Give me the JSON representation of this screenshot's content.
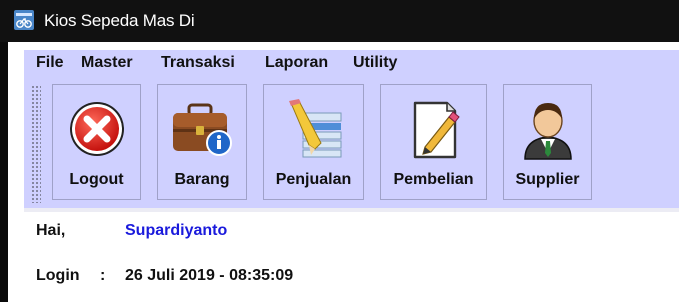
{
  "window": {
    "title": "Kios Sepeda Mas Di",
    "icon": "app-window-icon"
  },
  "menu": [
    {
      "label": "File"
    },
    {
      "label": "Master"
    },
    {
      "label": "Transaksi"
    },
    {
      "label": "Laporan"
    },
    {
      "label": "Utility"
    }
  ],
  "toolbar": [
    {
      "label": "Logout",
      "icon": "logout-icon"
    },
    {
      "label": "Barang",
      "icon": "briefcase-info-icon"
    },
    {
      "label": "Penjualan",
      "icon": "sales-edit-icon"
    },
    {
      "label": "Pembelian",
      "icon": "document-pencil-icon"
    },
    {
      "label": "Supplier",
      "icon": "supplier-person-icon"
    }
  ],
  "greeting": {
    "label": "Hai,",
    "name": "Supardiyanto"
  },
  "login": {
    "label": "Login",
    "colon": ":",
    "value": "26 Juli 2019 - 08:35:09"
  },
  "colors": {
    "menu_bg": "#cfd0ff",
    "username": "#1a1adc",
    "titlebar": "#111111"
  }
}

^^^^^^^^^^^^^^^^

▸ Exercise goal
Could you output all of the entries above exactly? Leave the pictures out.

▸ Response area
Give me the JSON representation of this screenshot's content.
{
  "window": {
    "title": "Kios Sepeda Mas Di",
    "icon": "app-window-icon"
  },
  "menu": [
    {
      "label": "File"
    },
    {
      "label": "Master"
    },
    {
      "label": "Transaksi"
    },
    {
      "label": "Laporan"
    },
    {
      "label": "Utility"
    }
  ],
  "toolbar": [
    {
      "label": "Logout",
      "icon": "logout-icon"
    },
    {
      "label": "Barang",
      "icon": "briefcase-info-icon"
    },
    {
      "label": "Penjualan",
      "icon": "sales-edit-icon"
    },
    {
      "label": "Pembelian",
      "icon": "document-pencil-icon"
    },
    {
      "label": "Supplier",
      "icon": "supplier-person-icon"
    }
  ],
  "greeting": {
    "label": "Hai,",
    "name": "Supardiyanto"
  },
  "login": {
    "label": "Login",
    "colon": ":",
    "value": "26 Juli 2019 - 08:35:09"
  },
  "colors": {
    "menu_bg": "#cfd0ff",
    "username": "#1a1adc",
    "titlebar": "#111111"
  }
}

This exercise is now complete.